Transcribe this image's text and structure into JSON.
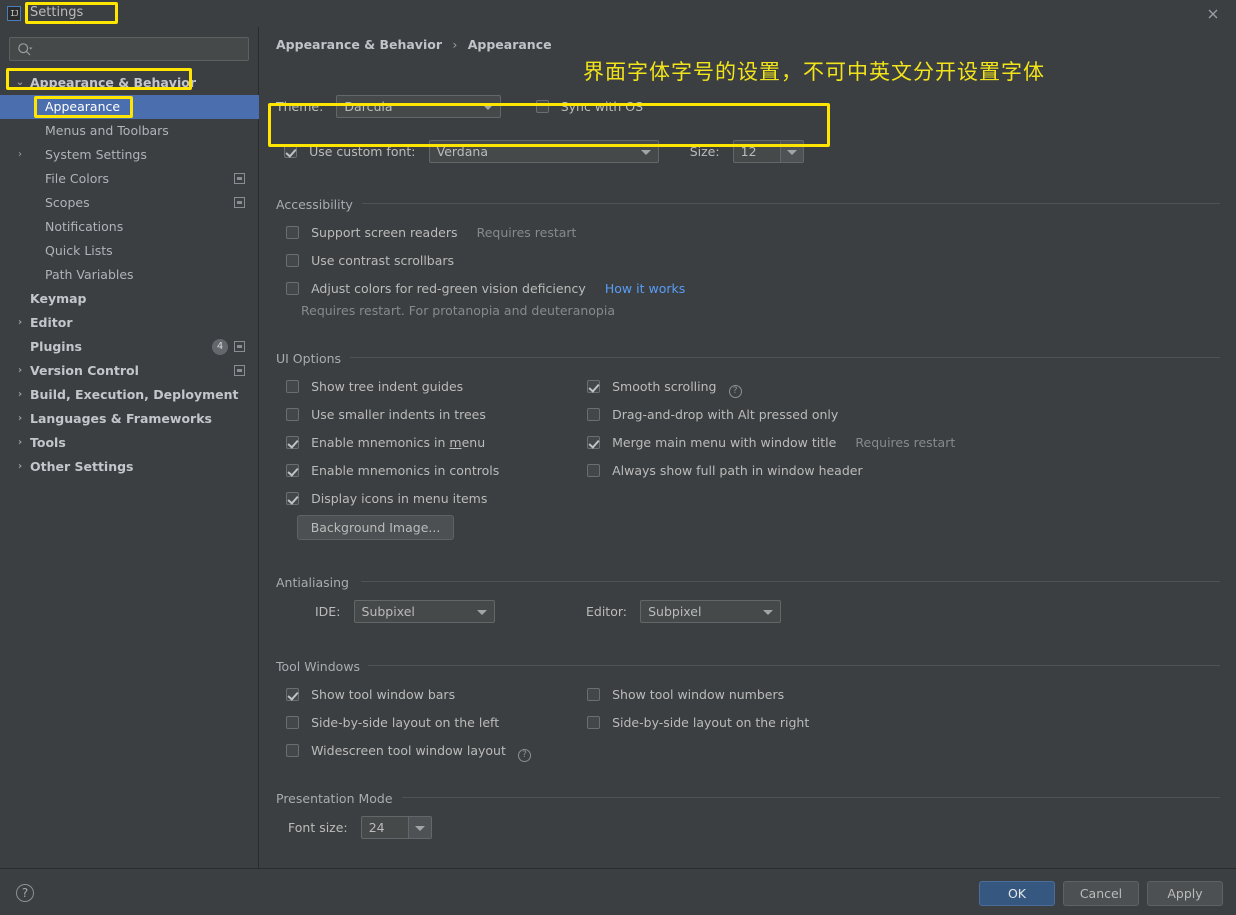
{
  "window": {
    "title": "Settings",
    "app_icon": "intellij-idea-icon",
    "close_icon": "close-icon"
  },
  "sidebar": {
    "search": {
      "placeholder": "",
      "value": "",
      "icon": "search-icon"
    },
    "items": [
      {
        "label": "Appearance & Behavior",
        "level": 0,
        "arrow": "⌄",
        "bold": true,
        "selected": false
      },
      {
        "label": "Appearance",
        "level": 1,
        "arrow": "",
        "bold": false,
        "selected": true
      },
      {
        "label": "Menus and Toolbars",
        "level": 1,
        "arrow": "",
        "bold": false,
        "selected": false
      },
      {
        "label": "System Settings",
        "level": 1,
        "arrow": "›",
        "bold": false,
        "selected": false
      },
      {
        "label": "File Colors",
        "level": 1,
        "arrow": "",
        "bold": false,
        "selected": false,
        "right_icon": "project-level-icon"
      },
      {
        "label": "Scopes",
        "level": 1,
        "arrow": "",
        "bold": false,
        "selected": false,
        "right_icon": "project-level-icon"
      },
      {
        "label": "Notifications",
        "level": 1,
        "arrow": "",
        "bold": false,
        "selected": false
      },
      {
        "label": "Quick Lists",
        "level": 1,
        "arrow": "",
        "bold": false,
        "selected": false
      },
      {
        "label": "Path Variables",
        "level": 1,
        "arrow": "",
        "bold": false,
        "selected": false
      },
      {
        "label": "Keymap",
        "level": 0,
        "arrow": "",
        "bold": true,
        "selected": false
      },
      {
        "label": "Editor",
        "level": 0,
        "arrow": "›",
        "bold": true,
        "selected": false
      },
      {
        "label": "Plugins",
        "level": 0,
        "arrow": "",
        "bold": true,
        "selected": false,
        "badge": "4",
        "right_icon": "project-level-icon"
      },
      {
        "label": "Version Control",
        "level": 0,
        "arrow": "›",
        "bold": true,
        "selected": false,
        "right_icon": "project-level-icon"
      },
      {
        "label": "Build, Execution, Deployment",
        "level": 0,
        "arrow": "›",
        "bold": true,
        "selected": false
      },
      {
        "label": "Languages & Frameworks",
        "level": 0,
        "arrow": "›",
        "bold": true,
        "selected": false
      },
      {
        "label": "Tools",
        "level": 0,
        "arrow": "›",
        "bold": true,
        "selected": false
      },
      {
        "label": "Other Settings",
        "level": 0,
        "arrow": "›",
        "bold": true,
        "selected": false
      }
    ]
  },
  "main": {
    "breadcrumb": {
      "root": "Appearance & Behavior",
      "separator": "›",
      "leaf": "Appearance"
    },
    "annotation": "界面字体字号的设置，不可中英文分开设置字体",
    "theme": {
      "label": "Theme:",
      "value": "Darcula",
      "sync_label": "Sync with OS",
      "sync_checked": false
    },
    "custom_font": {
      "checkbox_label": "Use custom font:",
      "checked": true,
      "font_value": "Verdana",
      "size_label": "Size:",
      "size_value": "12"
    },
    "accessibility": {
      "title": "Accessibility",
      "items": [
        {
          "label": "Support screen readers",
          "checked": false,
          "hint": "Requires restart"
        },
        {
          "label": "Use contrast scrollbars",
          "checked": false,
          "hint": ""
        },
        {
          "label": "Adjust colors for red-green vision deficiency",
          "checked": false,
          "link": "How it works"
        }
      ],
      "sub_hint": "Requires restart. For protanopia and deuteranopia"
    },
    "ui_options": {
      "title": "UI Options",
      "left": [
        {
          "label": "Show tree indent guides",
          "checked": false
        },
        {
          "label": "Use smaller indents in trees",
          "checked": false
        },
        {
          "label": "Enable mnemonics in menu",
          "checked": true,
          "mnemonic": "m"
        },
        {
          "label": "Enable mnemonics in controls",
          "checked": true
        },
        {
          "label": "Display icons in menu items",
          "checked": true
        }
      ],
      "right": [
        {
          "label": "Smooth scrolling",
          "checked": true,
          "help": true
        },
        {
          "label": "Drag-and-drop with Alt pressed only",
          "checked": false
        },
        {
          "label": "Merge main menu with window title",
          "checked": true,
          "hint": "Requires restart"
        },
        {
          "label": "Always show full path in window header",
          "checked": false
        }
      ],
      "background_image_button": "Background Image..."
    },
    "antialiasing": {
      "title": "Antialiasing",
      "ide_label": "IDE:",
      "ide_value": "Subpixel",
      "editor_label": "Editor:",
      "editor_value": "Subpixel"
    },
    "tool_windows": {
      "title": "Tool Windows",
      "left": [
        {
          "label": "Show tool window bars",
          "checked": true
        },
        {
          "label": "Side-by-side layout on the left",
          "checked": false
        },
        {
          "label": "Widescreen tool window layout",
          "checked": false,
          "help": true
        }
      ],
      "right": [
        {
          "label": "Show tool window numbers",
          "checked": false
        },
        {
          "label": "Side-by-side layout on the right",
          "checked": false
        }
      ]
    },
    "presentation_mode": {
      "title": "Presentation Mode",
      "font_size_label": "Font size:",
      "font_size_value": "24"
    }
  },
  "footer": {
    "help_icon": "?",
    "ok": "OK",
    "cancel": "Cancel",
    "apply": "Apply"
  },
  "colors": {
    "accent_blue": "#4b6eaf",
    "ok_button": "#365880",
    "link": "#589df6",
    "annotation_yellow": "#ffe500",
    "background": "#3c3f41"
  }
}
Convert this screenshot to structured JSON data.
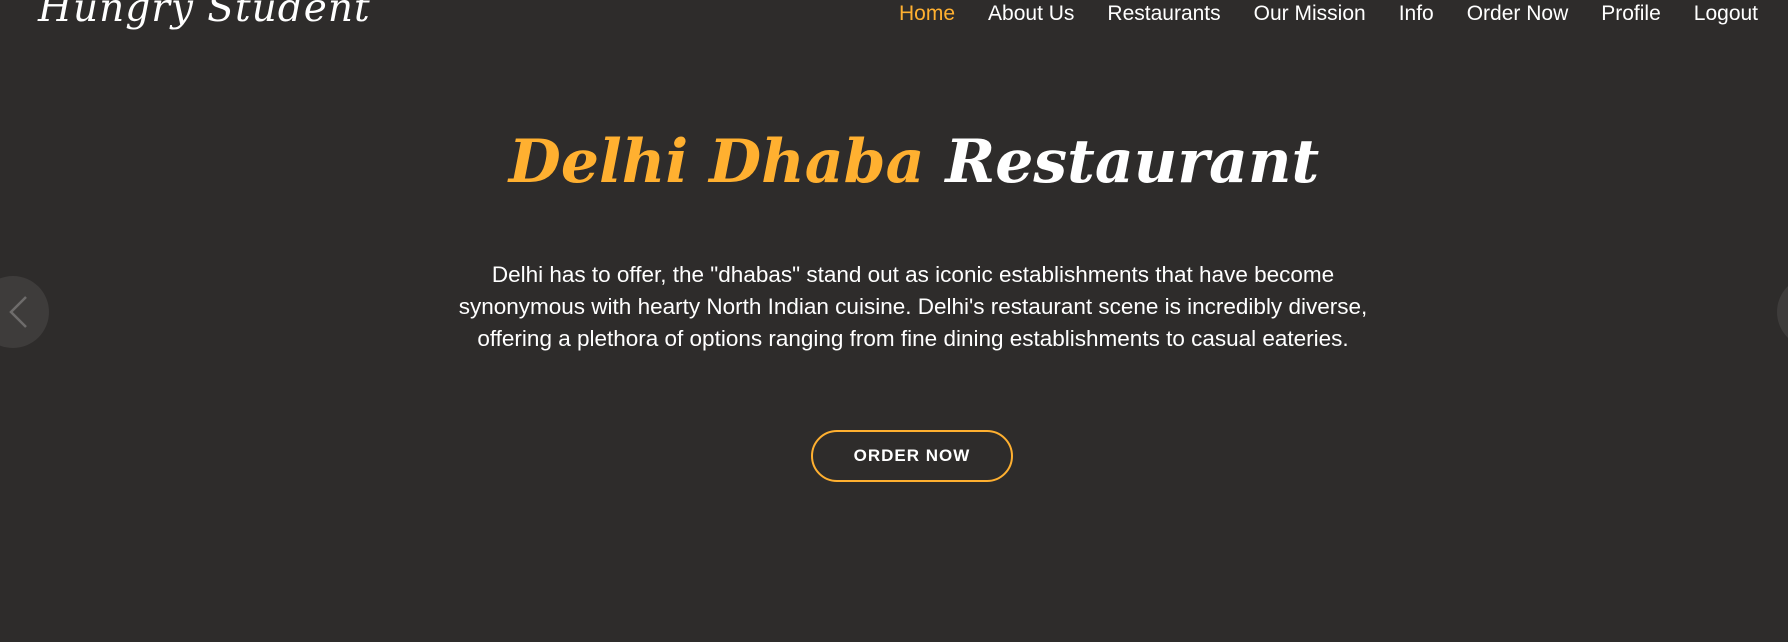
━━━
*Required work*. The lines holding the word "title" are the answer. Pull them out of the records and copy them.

*Written answer*.
    "title": "Settings",
      "title": "Accessibility",
      "title": "UI Options",
          "label": "Merge main menu with window title",
      "title": "Antialiasing",
      "title": "Tool Windows",
      "title": "Presentation Mode",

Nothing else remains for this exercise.